Omar had previously apologized for remarks that critics called anti-Semitic, including a 2012 tweet amid the Gaza war in which she said “Israel has hypnotized the world” and tweets last month suggesting that U.S. lawmakers defending Israel were motivated by money. The House adopted a similar measure last month condemning anti-Semitism after Omar’s remarks.

Rep. Rashida TlaibRashida Harbi TlaibHillicon Valley: Hacker group targeted electric grid | House Democrats press CBP over facial recognition program | Senators offer bill to protect health data | Groups file FCC complaint over carriers' use of location data Hillicon Valley: Hacker group targeted electric grid | House Democrats press CBP over facial recognition program | Senators offer bill to protect health data | Groups file FCC complaint over carriers' use of location data House Democrats question DHS over using facial recognition tech on US citizens MORE (D-Mich.), a Palestinian-American who along with Omar is one of the first two Muslim women elected to Congress, defended her colleague. Tlaib said she and other minority freshman lawmakers are urging Democratic leaders to broaden the language to include all forms of hate speech.

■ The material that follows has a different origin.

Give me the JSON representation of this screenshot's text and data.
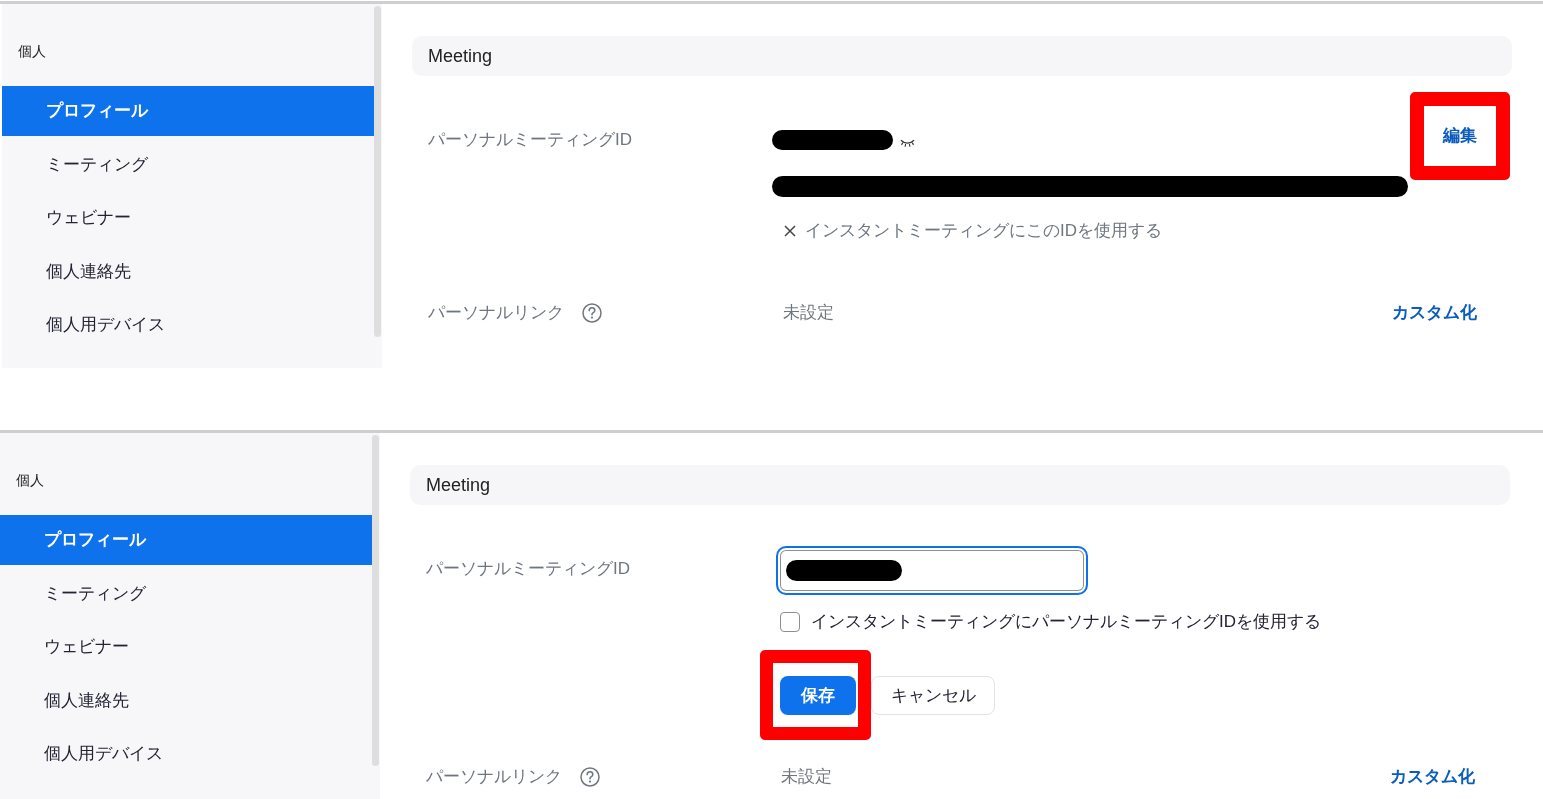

Tlaib said there’s a double standard — “of course there is” — when it comes to how minority women are treated by their colleagues, both in Congress and beyond. And Omar, she said, is a victim of that double standard, targeted for “speaking truth to power.”

“I know that the Congresswoman Ilhan Omar really tries to push back against oppression,” she said. “And as a Palestinian I can tell you, when she speaks about those issues, what I hear is her trying to help my grandmother in Palestine, in the West Bank, and saying that there [is] real, actual, factual evidence to show that there’s human rights violations” being committed by the Israeli government.

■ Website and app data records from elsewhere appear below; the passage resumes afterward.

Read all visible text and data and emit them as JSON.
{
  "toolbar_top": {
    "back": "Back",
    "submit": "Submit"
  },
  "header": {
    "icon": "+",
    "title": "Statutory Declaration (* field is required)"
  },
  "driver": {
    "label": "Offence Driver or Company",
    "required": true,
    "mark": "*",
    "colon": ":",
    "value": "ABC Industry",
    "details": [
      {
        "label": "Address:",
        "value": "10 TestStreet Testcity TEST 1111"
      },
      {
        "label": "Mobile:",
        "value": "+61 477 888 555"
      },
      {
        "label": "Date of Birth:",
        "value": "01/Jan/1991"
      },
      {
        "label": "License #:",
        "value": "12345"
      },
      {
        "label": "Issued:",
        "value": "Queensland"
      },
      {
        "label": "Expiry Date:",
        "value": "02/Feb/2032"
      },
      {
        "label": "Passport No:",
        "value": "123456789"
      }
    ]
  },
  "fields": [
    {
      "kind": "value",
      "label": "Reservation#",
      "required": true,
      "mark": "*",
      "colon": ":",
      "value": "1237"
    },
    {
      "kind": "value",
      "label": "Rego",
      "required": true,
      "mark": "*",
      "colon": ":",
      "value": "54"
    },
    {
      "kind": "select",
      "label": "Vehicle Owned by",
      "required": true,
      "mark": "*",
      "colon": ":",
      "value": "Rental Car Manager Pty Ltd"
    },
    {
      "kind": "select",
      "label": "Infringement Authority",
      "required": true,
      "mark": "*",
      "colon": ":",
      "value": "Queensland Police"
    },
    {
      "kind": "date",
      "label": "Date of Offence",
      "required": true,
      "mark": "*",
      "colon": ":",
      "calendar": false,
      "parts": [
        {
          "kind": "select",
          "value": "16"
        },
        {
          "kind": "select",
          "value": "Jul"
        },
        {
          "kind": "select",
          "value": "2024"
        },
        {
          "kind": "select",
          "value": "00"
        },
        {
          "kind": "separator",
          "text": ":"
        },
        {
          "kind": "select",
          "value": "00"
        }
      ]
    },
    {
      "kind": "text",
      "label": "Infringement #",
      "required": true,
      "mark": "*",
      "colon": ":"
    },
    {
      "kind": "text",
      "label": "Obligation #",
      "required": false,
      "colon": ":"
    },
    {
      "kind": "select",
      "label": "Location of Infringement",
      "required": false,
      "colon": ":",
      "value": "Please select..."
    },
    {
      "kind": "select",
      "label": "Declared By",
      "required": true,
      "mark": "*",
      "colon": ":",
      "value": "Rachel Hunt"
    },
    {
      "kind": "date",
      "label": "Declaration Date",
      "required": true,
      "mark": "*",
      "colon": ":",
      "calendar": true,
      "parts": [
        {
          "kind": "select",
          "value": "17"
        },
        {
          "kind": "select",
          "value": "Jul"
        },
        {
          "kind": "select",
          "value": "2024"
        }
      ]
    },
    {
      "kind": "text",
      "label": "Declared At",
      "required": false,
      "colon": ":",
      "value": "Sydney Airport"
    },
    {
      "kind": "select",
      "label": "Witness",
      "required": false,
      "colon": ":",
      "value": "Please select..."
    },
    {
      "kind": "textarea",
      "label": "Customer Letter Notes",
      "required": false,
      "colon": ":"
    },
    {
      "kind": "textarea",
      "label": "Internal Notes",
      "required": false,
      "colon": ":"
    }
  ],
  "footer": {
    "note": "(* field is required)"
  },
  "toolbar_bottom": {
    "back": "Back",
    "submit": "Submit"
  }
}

The Omar controversy has dominated the week, overshadowing the Democrats’ plans to debate their marquee legislative package to overhaul voting, campaign finance and ethics laws.

House Democratic leaders displayed posters at their weekly press conference promoting the legislation. But reporters mostly asked questions about Omar.

Asked if the distraction was frustrating, House Democratic Caucus Chairman Hakeem JeffriesHakeem Sekou JeffriesDems eye repeal of Justice rule barring presidential indictments Dems eye repeal of Justice rule barring presidential indictments Dem committees win new powers to investigate Trump MORE (N.Y.) tried to stay on message.

“We are going to continue to proceed with a focus on our agenda. Nothing good is accomplished by being distracted by issues that divide the nation,” he said.

—Mike Lillis contributed.